[Opening DATASET EXTRACT section]

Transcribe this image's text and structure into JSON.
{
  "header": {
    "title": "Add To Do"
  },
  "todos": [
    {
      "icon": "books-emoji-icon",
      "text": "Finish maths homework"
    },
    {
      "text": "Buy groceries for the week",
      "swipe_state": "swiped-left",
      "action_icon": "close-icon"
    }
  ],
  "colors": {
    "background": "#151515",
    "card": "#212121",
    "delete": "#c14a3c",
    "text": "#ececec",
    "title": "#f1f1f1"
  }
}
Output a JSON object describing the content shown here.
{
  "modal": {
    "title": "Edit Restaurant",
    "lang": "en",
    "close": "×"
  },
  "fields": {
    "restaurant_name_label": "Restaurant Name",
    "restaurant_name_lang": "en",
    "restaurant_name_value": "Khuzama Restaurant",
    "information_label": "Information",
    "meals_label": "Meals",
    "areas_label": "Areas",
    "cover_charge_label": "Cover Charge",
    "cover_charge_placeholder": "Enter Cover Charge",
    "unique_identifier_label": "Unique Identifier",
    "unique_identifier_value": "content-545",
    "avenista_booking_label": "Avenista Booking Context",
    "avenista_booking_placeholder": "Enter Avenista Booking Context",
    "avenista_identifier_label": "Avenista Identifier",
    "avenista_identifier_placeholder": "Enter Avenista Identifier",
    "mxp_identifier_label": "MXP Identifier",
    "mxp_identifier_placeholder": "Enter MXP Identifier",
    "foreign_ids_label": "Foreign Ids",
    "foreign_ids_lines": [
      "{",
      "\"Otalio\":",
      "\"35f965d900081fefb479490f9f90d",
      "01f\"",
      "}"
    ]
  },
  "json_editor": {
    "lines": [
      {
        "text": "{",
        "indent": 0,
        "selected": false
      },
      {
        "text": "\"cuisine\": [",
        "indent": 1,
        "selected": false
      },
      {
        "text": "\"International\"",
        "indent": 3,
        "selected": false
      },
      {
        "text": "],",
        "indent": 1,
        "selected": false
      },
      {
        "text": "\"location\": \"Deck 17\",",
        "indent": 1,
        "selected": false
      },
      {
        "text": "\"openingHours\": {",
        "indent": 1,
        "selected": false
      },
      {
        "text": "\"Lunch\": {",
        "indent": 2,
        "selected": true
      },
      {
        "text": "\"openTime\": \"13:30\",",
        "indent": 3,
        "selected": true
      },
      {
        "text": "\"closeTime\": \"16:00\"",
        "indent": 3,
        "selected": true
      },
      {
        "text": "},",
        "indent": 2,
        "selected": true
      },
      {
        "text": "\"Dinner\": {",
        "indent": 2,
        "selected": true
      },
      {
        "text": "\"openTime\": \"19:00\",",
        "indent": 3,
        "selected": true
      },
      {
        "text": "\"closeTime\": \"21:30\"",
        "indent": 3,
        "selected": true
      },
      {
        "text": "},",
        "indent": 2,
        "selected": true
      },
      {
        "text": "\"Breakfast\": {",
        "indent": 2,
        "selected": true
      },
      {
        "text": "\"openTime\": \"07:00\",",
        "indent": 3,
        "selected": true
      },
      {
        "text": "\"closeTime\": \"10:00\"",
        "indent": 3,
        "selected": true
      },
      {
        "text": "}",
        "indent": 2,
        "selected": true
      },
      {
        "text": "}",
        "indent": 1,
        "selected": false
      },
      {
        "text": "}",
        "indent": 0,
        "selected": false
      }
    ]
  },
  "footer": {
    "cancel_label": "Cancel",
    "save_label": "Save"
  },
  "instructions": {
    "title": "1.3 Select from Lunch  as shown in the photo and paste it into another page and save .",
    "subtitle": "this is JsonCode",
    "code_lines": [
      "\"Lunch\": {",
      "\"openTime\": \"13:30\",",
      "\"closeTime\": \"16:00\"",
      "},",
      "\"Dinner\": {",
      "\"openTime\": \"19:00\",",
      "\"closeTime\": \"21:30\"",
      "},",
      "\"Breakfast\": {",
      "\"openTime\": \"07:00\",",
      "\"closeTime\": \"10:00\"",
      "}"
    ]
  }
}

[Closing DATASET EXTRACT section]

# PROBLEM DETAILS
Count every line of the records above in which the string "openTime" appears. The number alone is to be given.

# WRITTEN ANSWER
6